**Exercise details**
The lines to find are those in the entries that hold the word "default"; copy every one of them.

**Entries shown**
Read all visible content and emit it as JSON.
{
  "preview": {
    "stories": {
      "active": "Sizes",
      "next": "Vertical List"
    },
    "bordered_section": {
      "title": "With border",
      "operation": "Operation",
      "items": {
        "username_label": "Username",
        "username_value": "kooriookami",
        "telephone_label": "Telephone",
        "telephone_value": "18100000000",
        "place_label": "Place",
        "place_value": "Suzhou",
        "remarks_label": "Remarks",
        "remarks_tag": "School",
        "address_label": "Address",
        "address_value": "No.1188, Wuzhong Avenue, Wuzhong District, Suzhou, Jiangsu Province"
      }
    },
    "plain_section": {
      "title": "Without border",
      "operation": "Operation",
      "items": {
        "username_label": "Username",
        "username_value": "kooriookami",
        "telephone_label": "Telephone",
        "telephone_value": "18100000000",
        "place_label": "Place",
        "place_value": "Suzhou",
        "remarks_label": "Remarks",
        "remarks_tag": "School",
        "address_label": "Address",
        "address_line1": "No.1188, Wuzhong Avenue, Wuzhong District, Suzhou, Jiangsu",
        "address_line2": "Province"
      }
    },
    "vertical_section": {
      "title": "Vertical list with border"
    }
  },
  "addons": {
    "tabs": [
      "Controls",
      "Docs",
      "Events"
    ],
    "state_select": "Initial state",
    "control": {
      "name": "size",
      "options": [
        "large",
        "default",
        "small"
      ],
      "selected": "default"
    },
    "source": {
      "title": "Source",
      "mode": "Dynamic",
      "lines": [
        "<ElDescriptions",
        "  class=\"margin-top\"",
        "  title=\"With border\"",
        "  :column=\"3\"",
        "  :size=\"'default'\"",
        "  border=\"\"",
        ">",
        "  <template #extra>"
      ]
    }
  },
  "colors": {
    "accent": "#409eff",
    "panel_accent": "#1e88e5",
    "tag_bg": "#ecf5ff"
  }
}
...
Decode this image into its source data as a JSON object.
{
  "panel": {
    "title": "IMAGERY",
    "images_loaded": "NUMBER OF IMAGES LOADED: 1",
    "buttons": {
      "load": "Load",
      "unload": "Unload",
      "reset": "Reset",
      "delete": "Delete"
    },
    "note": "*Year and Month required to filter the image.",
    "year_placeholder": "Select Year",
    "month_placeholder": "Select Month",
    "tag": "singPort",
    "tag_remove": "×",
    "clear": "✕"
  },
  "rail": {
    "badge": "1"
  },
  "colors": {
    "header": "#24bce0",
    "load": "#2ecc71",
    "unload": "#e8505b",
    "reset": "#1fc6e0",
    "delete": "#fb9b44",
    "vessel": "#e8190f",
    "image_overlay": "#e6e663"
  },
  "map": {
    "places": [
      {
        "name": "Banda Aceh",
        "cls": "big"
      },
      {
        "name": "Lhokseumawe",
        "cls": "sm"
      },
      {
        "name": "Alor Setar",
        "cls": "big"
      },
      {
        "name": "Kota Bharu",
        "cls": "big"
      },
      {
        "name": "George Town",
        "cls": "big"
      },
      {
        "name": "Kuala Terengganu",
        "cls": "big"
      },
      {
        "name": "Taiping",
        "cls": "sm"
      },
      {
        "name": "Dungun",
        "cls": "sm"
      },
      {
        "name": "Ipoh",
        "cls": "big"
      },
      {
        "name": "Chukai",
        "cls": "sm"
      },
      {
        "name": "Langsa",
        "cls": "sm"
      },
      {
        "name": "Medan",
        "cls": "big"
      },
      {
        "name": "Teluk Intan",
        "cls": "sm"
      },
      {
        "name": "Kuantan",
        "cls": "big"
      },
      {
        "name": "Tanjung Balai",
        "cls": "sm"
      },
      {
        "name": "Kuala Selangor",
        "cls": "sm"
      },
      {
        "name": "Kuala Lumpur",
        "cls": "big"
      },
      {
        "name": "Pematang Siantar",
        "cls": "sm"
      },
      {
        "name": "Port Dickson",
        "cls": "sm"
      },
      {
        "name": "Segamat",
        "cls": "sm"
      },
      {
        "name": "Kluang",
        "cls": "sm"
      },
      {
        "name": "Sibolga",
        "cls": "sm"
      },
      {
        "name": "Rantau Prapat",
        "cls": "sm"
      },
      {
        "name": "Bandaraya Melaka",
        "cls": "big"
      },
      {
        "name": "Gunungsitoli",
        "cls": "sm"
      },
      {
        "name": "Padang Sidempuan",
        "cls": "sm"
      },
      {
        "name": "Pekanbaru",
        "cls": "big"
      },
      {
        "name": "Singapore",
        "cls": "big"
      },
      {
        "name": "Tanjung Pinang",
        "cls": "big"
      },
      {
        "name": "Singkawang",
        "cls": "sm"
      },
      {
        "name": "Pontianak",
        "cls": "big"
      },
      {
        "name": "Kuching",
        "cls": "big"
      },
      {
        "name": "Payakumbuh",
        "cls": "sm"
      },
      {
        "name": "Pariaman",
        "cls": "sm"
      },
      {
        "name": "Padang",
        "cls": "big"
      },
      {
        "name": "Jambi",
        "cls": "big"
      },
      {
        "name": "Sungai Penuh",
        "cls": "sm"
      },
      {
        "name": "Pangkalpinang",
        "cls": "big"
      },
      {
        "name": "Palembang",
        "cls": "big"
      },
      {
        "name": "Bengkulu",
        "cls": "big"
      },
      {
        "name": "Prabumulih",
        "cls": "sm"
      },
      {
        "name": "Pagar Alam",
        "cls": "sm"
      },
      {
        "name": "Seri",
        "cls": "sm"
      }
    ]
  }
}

**Exercise result**
        "default",
      "selected": "default"
        "  :size=\"'default'\"",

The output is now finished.